Member Spotlight: Brainsy Answers all Your Questions
With the clutter of information on the Internet, knowing what is valuable and trustworthy — or from a direct source, no less — can be tough. Washington, D.C. startup Brainsy makes reliable information from credible sources accessible to everyone.
Based out of the 1776 campus, Brainsy connects individuals and groups to subject matter experts through ECNs, or Expert Calling Networks. Brainsy is different from other advice platforms not only because it’s based on phone calls but because it allows users to monetize their social media profiles. 1776 had the chance to sit down and speak to with Brainsy’s CEO and Chief Innovation Officer, Brian Christie, to discuss the startup’s concept, successes, and challenges.
Relay Foods founder Zach Buckner started Brainsy (originally as Fanaticall) in 2011 with the idea to connect people in the music industry. Founding Brainsy in D.C. made the most sense for finding a diversity of countless quality experts given all the powerful organizations and connections. Buckner brought on board Christie, who previously led and advised various startups in the D.C. area, as CEO in 2013.
Christie soon realized that “the application was broader and could go beyond the music world,” and “someday it ought to be available for anyone to share.” His realization resulted in re-branding, and the Brainsy concept quickly evolved into a large information network that touches on anything and everything within the limits of the law. Today, major ECN subject matters include bitcoin, college counseling, health and wellness coaching, and even fishing.
One of the most exciting moments for Brainsy took place during President Barack Obama’s visit to the 1776 D.C. campus. In fact, the visit had a significant impact on Brainsy’s trajectory.

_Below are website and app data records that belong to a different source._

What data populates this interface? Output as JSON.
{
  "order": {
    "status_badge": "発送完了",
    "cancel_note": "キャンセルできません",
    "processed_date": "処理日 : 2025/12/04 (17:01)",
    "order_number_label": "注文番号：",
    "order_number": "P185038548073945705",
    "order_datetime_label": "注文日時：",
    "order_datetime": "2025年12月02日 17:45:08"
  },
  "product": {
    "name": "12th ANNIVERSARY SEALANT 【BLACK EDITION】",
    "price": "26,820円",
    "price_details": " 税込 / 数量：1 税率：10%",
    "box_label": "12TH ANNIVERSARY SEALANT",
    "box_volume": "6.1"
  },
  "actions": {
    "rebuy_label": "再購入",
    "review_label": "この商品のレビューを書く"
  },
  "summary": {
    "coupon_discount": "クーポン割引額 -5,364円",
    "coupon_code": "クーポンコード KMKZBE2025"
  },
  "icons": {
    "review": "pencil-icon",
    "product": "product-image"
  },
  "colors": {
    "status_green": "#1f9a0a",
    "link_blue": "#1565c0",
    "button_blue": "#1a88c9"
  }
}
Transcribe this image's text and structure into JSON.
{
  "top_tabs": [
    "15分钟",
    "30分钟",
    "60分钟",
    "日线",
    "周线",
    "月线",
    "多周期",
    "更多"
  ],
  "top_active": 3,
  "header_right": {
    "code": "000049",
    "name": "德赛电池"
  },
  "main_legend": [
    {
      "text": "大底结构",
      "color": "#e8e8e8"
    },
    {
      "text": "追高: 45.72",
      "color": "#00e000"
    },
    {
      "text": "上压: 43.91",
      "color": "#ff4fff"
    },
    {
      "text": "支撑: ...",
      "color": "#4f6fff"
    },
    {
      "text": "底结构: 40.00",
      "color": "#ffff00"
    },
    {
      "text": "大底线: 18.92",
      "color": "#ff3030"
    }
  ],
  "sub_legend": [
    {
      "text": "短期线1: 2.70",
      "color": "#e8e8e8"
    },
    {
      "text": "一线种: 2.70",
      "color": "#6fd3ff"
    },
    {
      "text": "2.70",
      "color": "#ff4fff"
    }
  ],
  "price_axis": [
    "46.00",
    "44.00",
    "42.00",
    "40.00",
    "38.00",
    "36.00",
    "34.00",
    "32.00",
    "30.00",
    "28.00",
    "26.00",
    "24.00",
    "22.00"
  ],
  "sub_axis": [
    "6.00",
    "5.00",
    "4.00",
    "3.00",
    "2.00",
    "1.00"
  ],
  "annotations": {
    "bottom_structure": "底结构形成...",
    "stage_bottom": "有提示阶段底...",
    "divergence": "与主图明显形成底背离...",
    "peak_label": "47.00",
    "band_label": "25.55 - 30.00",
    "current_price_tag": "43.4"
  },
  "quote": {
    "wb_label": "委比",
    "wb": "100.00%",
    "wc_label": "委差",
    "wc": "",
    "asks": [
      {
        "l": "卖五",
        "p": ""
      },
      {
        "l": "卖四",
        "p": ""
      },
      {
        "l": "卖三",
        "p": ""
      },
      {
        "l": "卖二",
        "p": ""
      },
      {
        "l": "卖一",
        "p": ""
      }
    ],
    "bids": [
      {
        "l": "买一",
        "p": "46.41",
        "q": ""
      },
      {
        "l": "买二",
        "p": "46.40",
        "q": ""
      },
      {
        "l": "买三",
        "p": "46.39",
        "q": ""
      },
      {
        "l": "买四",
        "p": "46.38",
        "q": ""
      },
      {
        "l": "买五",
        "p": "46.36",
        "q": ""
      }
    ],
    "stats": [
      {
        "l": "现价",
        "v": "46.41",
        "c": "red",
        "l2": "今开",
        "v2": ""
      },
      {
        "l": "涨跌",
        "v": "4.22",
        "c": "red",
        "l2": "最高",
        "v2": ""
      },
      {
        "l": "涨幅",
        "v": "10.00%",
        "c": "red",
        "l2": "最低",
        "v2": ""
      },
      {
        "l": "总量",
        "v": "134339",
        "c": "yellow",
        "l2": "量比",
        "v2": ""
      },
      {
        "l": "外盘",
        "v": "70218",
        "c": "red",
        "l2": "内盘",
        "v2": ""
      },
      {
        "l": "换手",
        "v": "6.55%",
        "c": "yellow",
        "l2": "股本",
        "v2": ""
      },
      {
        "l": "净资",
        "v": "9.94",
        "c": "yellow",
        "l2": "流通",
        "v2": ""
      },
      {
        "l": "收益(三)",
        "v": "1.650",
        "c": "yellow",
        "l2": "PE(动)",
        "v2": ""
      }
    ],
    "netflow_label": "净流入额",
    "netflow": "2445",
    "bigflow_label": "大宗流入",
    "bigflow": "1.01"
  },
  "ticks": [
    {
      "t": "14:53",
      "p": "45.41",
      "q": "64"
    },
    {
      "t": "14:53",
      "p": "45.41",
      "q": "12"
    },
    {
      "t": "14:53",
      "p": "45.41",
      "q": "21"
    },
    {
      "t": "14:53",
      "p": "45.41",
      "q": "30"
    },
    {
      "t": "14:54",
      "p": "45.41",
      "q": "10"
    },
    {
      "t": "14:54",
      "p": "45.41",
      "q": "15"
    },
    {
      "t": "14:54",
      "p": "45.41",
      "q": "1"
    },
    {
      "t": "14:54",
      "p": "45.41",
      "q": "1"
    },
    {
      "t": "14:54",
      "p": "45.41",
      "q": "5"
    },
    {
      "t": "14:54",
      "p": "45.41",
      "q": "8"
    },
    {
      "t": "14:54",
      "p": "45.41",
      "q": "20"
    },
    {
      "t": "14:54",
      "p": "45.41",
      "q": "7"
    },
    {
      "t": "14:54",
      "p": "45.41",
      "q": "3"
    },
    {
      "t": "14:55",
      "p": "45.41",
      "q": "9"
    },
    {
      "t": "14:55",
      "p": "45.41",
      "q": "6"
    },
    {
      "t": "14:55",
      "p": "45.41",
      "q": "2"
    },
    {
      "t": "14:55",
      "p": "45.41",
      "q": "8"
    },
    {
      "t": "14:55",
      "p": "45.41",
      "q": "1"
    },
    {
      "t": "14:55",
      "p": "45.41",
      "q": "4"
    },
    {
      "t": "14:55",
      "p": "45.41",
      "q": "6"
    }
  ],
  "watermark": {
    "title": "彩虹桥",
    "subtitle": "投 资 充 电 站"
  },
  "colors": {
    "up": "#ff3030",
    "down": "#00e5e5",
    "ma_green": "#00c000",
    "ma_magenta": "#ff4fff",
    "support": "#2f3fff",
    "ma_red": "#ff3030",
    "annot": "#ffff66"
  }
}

Christie was fortunate enough to speak to Obama about the startup’s business model. After viewing video footage of the exchange with Obama, Brainsy’s board of investors excitedly urged Christie to launch that very day, several months ahead of schedule. Now, Christie frequently shares the video of his interaction with Obama with others to explain how the business works.
Brainsy’s latest venture is the “HR Tech and Talent ECN,” which launched in early October. Christie explains that the “HR Tech and Talent ECN” aims to connect “top-flight human resource domain experts and consultants with organizations or businesses via paid telephone calls.”
The startup’s revenue model revolves around three groups: the expert, the sponsor, and Brainsy itself. The ECN may be launched under a third-party aggregator, known as a “sponsor,” who brings a group of subject matter experts together. Once experts join the ECN, they can affix ECN badges to their Twitter accounts or LinkedIn profiles. Clients, in turn, can receive answers and advice from experts by simply clicking the ECN badges to schedule paid phone calls. The transaction fees that the Brainsy users pay drive the revenue, and the experts receive the largest amounts from the fees. The remaining amount divides between Brainsy and the aggregators.
Christie summed up Brainsy’s greatest challenge by talking about how overwhelmingly big of an idea it is. Due to the nature of the platform, there is such a wide spectrum of channels and subject matters to cover. As a result, the team has to be prudent about which opportunities to approach and which ones to step back from. In terms of successes, Christie says Brainsy’s “milestones are measured in mini steps.” Such steps include the increasing number of customers, the unexpected international support from countries like Ireland, and the additions of new ECNs.
When asked about his broader vision for Brainsy’s future, Christie says he wants people “to be able to utilize this platform in ways we can’t even anticipate and to make it possible for people to access information that they couldn’t have gotten in the past.”